Stored items from a collection
>>>

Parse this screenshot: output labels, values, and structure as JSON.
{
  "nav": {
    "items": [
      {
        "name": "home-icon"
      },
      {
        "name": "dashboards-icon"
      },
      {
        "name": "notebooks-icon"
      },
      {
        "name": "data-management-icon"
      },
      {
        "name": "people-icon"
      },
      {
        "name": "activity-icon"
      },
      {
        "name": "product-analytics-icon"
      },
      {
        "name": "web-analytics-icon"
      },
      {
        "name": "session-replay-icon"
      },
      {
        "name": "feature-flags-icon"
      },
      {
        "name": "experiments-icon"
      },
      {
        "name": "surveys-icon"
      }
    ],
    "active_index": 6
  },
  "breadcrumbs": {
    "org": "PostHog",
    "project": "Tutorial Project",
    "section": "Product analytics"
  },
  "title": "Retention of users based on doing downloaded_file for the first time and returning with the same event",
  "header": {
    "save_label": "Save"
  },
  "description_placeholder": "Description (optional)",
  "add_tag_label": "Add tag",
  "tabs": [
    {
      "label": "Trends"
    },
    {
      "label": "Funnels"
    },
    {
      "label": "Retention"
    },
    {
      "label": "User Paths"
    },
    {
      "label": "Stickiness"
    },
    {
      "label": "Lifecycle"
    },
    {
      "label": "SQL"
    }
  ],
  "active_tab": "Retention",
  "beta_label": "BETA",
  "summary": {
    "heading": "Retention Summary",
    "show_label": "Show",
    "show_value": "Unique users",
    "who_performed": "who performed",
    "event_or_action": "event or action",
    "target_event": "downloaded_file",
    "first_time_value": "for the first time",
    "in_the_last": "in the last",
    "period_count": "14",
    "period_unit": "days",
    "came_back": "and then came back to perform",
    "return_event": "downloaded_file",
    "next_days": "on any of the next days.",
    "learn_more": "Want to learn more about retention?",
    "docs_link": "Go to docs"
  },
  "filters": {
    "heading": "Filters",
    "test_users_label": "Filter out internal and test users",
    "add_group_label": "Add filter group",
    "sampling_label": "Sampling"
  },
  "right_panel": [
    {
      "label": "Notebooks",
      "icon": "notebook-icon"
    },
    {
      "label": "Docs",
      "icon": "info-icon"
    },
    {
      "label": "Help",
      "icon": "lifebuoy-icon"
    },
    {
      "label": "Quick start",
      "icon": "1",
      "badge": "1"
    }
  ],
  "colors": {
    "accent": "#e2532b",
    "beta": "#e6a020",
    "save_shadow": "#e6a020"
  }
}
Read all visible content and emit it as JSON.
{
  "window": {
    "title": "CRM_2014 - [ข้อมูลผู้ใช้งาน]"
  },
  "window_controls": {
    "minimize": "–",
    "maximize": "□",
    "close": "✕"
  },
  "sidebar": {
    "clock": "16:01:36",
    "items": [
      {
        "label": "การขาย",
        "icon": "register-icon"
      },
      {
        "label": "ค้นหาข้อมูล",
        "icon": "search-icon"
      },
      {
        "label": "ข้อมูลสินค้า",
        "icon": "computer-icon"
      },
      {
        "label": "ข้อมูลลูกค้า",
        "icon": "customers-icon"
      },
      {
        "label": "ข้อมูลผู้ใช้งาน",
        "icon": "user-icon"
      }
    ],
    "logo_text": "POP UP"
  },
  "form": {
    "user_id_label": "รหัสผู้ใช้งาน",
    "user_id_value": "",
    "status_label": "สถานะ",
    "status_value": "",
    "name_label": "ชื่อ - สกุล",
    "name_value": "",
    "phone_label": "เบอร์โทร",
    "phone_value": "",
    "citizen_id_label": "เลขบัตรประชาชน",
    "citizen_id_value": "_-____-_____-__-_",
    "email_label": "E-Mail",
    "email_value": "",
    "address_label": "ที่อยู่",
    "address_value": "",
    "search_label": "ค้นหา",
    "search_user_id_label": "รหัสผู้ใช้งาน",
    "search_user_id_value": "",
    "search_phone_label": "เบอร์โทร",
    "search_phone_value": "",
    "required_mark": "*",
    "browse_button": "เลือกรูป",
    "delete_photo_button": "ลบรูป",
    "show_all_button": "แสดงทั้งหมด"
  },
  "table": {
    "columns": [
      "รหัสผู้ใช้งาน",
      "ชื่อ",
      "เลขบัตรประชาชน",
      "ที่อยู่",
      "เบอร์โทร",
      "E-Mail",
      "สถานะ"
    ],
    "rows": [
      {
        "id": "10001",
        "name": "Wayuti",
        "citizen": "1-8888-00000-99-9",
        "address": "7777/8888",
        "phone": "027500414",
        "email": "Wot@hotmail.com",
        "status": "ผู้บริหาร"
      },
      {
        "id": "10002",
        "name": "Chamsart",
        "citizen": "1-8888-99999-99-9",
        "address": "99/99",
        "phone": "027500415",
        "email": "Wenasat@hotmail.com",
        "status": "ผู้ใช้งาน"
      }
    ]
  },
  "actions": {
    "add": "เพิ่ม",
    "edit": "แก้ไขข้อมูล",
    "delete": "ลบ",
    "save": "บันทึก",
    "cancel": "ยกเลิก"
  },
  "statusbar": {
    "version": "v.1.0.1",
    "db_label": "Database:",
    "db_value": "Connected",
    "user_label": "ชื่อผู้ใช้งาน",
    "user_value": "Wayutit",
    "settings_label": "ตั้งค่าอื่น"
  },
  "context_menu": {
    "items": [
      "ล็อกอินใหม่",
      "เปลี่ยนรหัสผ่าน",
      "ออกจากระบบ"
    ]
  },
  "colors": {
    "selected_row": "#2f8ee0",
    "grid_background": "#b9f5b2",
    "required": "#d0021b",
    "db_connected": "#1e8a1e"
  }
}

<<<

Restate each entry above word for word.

Parse this screenshot: output labels, values, and structure as JSON.
{
  "nav": {
    "items": [
      {
        "name": "home-icon"
      },
      {
        "name": "dashboards-icon"
      },
      {
        "name": "notebooks-icon"
      },
      {
        "name": "data-management-icon"
      },
      {
        "name": "people-icon"
      },
      {
        "name": "activity-icon"
      },
      {
        "name": "product-analytics-icon"
      },
      {
        "name": "web-analytics-icon"
      },
      {
        "name": "session-replay-icon"
      },
      {
        "name": "feature-flags-icon"
      },
      {
        "name": "experiments-icon"
      },
      {
        "name": "surveys-icon"
      }
    ],
    "active_index": 6
  },
  "breadcrumbs": {
    "org": "PostHog",
    "project": "Tutorial Project",
    "section": "Product analytics"
  },
  "title": "Retention of users based on doing downloaded_file for the first time and returning with the same event",
  "header": {
    "save_label": "Save"
  },
  "description_placeholder": "Description (optional)",
  "add_tag_label": "Add tag",
  "tabs": [
    {
      "label": "Trends"
    },
    {
      "label": "Funnels"
    },
    {
      "label": "Retention"
    },
    {
      "label": "User Paths"
    },
    {
      "label": "Stickiness"
    },
    {
      "label": "Lifecycle"
    },
    {
      "label": "SQL"
    }
  ],
  "active_tab": "Retention",
  "beta_label": "BETA",
  "summary": {
    "heading": "Retention Summary",
    "show_label": "Show",
    "show_value": "Unique users",
    "who_performed": "who performed",
    "event_or_action": "event or action",
    "target_event": "downloaded_file",
    "first_time_value": "for the first time",
    "in_the_last": "in the last",
    "period_count": "14",
    "period_unit": "days",
    "came_back": "and then came back to perform",
    "return_event": "downloaded_file",
    "next_days": "on any of the next days.",
    "learn_more": "Want to learn more about retention?",
    "docs_link": "Go to docs"
  },
  "filters": {
    "heading": "Filters",
    "test_users_label": "Filter out internal and test users",
    "add_group_label": "Add filter group",
    "sampling_label": "Sampling"
  },
  "right_panel": [
    {
      "label": "Notebooks",
      "icon": "notebook-icon"
    },
    {
      "label": "Docs",
      "icon": "info-icon"
    },
    {
      "label": "Help",
      "icon": "lifebuoy-icon"
    },
    {
      "label": "Quick start",
      "icon": "1",
      "badge": "1"
    }
  ],
  "colors": {
    "accent": "#e2532b",
    "beta": "#e6a020",
    "save_shadow": "#e6a020"
  }
}
Read all visible content and emit it as JSON.
{
  "window": {
    "title": "CRM_2014 - [ข้อมูลผู้ใช้งาน]"
  },
  "window_controls": {
    "minimize": "–",
    "maximize": "□",
    "close": "✕"
  },
  "sidebar": {
    "clock": "16:01:36",
    "items": [
      {
        "label": "การขาย",
        "icon": "register-icon"
      },
      {
        "label": "ค้นหาข้อมูล",
        "icon": "search-icon"
      },
      {
        "label": "ข้อมูลสินค้า",
        "icon": "computer-icon"
      },
      {
        "label": "ข้อมูลลูกค้า",
        "icon": "customers-icon"
      },
      {
        "label": "ข้อมูลผู้ใช้งาน",
        "icon": "user-icon"
      }
    ],
    "logo_text": "POP UP"
  },
  "form": {
    "user_id_label": "รหัสผู้ใช้งาน",
    "user_id_value": "",
    "status_label": "สถานะ",
    "status_value": "",
    "name_label": "ชื่อ - สกุล",
    "name_value": "",
    "phone_label": "เบอร์โทร",
    "phone_value": "",
    "citizen_id_label": "เลขบัตรประชาชน",
    "citizen_id_value": "_-____-_____-__-_",
    "email_label": "E-Mail",
    "email_value": "",
    "address_label": "ที่อยู่",
    "address_value": "",
    "search_label": "ค้นหา",
    "search_user_id_label": "รหัสผู้ใช้งาน",
    "search_user_id_value": "",
    "search_phone_label": "เบอร์โทร",
    "search_phone_value": "",
    "required_mark": "*",
    "browse_button": "เลือกรูป",
    "delete_photo_button": "ลบรูป",
    "show_all_button": "แสดงทั้งหมด"
  },
  "table": {
    "columns": [
      "รหัสผู้ใช้งาน",
      "ชื่อ",
      "เลขบัตรประชาชน",
      "ที่อยู่",
      "เบอร์โทร",
      "E-Mail",
      "สถานะ"
    ],
    "rows": [
      {
        "id": "10001",
        "name": "Wayuti",
        "citizen": "1-8888-00000-99-9",
        "address": "7777/8888",
        "phone": "027500414",
        "email": "Wot@hotmail.com",
        "status": "ผู้บริหาร"
      },
      {
        "id": "10002",
        "name": "Chamsart",
        "citizen": "1-8888-99999-99-9",
        "address": "99/99",
        "phone": "027500415",
        "email": "Wenasat@hotmail.com",
        "status": "ผู้ใช้งาน"
      }
    ]
  },
  "actions": {
    "add": "เพิ่ม",
    "edit": "แก้ไขข้อมูล",
    "delete": "ลบ",
    "save": "บันทึก",
    "cancel": "ยกเลิก"
  },
  "statusbar": {
    "version": "v.1.0.1",
    "db_label": "Database:",
    "db_value": "Connected",
    "user_label": "ชื่อผู้ใช้งาน",
    "user_value": "Wayutit",
    "settings_label": "ตั้งค่าอื่น"
  },
  "context_menu": {
    "items": [
      "ล็อกอินใหม่",
      "เปลี่ยนรหัสผ่าน",
      "ออกจากระบบ"
    ]
  },
  "colors": {
    "selected_row": "#2f8ee0",
    "grid_background": "#b9f5b2",
    "required": "#d0021b",
    "db_connected": "#1e8a1e"
  }
}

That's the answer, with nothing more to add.